Each line of the data should be repeated precisely.

(Items from an interface collection)
────────
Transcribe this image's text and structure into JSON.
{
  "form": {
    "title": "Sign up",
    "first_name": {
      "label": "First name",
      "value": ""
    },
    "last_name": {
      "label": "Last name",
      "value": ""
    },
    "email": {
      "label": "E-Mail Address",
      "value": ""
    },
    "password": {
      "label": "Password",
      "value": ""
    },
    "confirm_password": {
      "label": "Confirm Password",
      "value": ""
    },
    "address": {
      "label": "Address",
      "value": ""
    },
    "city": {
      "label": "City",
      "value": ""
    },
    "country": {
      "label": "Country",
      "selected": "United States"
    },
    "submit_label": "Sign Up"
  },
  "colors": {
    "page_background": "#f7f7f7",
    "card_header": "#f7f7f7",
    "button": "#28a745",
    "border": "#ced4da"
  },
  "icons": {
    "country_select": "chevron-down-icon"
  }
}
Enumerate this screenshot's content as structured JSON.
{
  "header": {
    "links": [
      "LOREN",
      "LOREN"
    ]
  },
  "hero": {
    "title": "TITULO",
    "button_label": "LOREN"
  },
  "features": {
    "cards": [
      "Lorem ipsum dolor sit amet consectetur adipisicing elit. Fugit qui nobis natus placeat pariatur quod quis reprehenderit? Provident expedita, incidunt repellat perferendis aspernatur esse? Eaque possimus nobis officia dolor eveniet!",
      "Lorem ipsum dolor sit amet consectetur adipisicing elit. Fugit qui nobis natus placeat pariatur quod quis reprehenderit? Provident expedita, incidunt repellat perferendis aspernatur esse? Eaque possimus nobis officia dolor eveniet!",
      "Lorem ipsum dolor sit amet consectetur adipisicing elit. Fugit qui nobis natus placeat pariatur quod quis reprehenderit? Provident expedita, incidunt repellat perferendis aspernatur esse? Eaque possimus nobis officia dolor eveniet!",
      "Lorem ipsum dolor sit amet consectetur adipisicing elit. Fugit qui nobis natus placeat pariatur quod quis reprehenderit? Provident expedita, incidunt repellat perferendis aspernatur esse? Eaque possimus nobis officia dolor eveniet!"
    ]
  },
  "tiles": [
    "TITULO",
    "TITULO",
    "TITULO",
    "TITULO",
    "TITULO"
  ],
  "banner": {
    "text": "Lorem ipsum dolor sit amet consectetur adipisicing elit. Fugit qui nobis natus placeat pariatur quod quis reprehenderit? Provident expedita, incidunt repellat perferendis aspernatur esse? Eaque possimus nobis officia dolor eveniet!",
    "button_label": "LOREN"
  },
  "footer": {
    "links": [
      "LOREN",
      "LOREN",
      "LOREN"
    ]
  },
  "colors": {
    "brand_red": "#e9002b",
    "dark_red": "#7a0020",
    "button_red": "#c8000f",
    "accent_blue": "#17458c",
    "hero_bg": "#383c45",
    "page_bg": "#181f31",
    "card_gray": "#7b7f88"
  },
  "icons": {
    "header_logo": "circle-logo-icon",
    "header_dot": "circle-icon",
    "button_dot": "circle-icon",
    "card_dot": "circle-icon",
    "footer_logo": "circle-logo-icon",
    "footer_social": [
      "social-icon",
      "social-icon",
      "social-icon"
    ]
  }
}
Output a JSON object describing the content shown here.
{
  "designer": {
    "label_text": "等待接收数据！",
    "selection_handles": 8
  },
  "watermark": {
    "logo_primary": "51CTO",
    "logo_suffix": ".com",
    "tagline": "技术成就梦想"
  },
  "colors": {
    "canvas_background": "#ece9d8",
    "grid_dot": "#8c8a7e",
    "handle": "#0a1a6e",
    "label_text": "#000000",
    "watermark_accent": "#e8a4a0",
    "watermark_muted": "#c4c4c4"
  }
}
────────
• TASK OUTPUT:
Transcribe this image's text and structure into JSON.
{
  "form": {
    "title": "Sign up",
    "first_name": {
      "label": "First name",
      "value": ""
    },
    "last_name": {
      "label": "Last name",
      "value": ""
    },
    "email": {
      "label": "E-Mail Address",
      "value": ""
    },
    "password": {
      "label": "Password",
      "value": ""
    },
    "confirm_password": {
      "label": "Confirm Password",
      "value": ""
    },
    "address": {
      "label": "Address",
      "value": ""
    },
    "city": {
      "label": "City",
      "value": ""
    },
    "country": {
      "label": "Country",
      "selected": "United States"
    },
    "submit_label": "Sign Up"
  },
  "colors": {
    "page_background": "#f7f7f7",
    "card_header": "#f7f7f7",
    "button": "#28a745",
    "border": "#ced4da"
  },
  "icons": {
    "country_select": "chevron-down-icon"
  }
}
Enumerate this screenshot's content as structured JSON.
{
  "header": {
    "links": [
      "LOREN",
      "LOREN"
    ]
  },
  "hero": {
    "title": "TITULO",
    "button_label": "LOREN"
  },
  "features": {
    "cards": [
      "Lorem ipsum dolor sit amet consectetur adipisicing elit. Fugit qui nobis natus placeat pariatur quod quis reprehenderit? Provident expedita, incidunt repellat perferendis aspernatur esse? Eaque possimus nobis officia dolor eveniet!",
      "Lorem ipsum dolor sit amet consectetur adipisicing elit. Fugit qui nobis natus placeat pariatur quod quis reprehenderit? Provident expedita, incidunt repellat perferendis aspernatur esse? Eaque possimus nobis officia dolor eveniet!",
      "Lorem ipsum dolor sit amet consectetur adipisicing elit. Fugit qui nobis natus placeat pariatur quod quis reprehenderit? Provident expedita, incidunt repellat perferendis aspernatur esse? Eaque possimus nobis officia dolor eveniet!",
      "Lorem ipsum dolor sit amet consectetur adipisicing elit. Fugit qui nobis natus placeat pariatur quod quis reprehenderit? Provident expedita, incidunt repellat perferendis aspernatur esse? Eaque possimus nobis officia dolor eveniet!"
    ]
  },
  "tiles": [
    "TITULO",
    "TITULO",
    "TITULO",
    "TITULO",
    "TITULO"
  ],
  "banner": {
    "text": "Lorem ipsum dolor sit amet consectetur adipisicing elit. Fugit qui nobis natus placeat pariatur quod quis reprehenderit? Provident expedita, incidunt repellat perferendis aspernatur esse? Eaque possimus nobis officia dolor eveniet!",
    "button_label": "LOREN"
  },
  "footer": {
    "links": [
      "LOREN",
      "LOREN",
      "LOREN"
    ]
  },
  "colors": {
    "brand_red": "#e9002b",
    "dark_red": "#7a0020",
    "button_red": "#c8000f",
    "accent_blue": "#17458c",
    "hero_bg": "#383c45",
    "page_bg": "#181f31",
    "card_gray": "#7b7f88"
  },
  "icons": {
    "header_logo": "circle-logo-icon",
    "header_dot": "circle-icon",
    "button_dot": "circle-icon",
    "card_dot": "circle-icon",
    "footer_logo": "circle-logo-icon",
    "footer_social": [
      "social-icon",
      "social-icon",
      "social-icon"
    ]
  }
}
Output a JSON object describing the content shown here.
{
  "designer": {
    "label_text": "等待接收数据！",
    "selection_handles": 8
  },
  "watermark": {
    "logo_primary": "51CTO",
    "logo_suffix": ".com",
    "tagline": "技术成就梦想"
  },
  "colors": {
    "canvas_background": "#ece9d8",
    "grid_dot": "#8c8a7e",
    "handle": "#0a1a6e",
    "label_text": "#000000",
    "watermark_accent": "#e8a4a0",
    "watermark_muted": "#c4c4c4"
  }
}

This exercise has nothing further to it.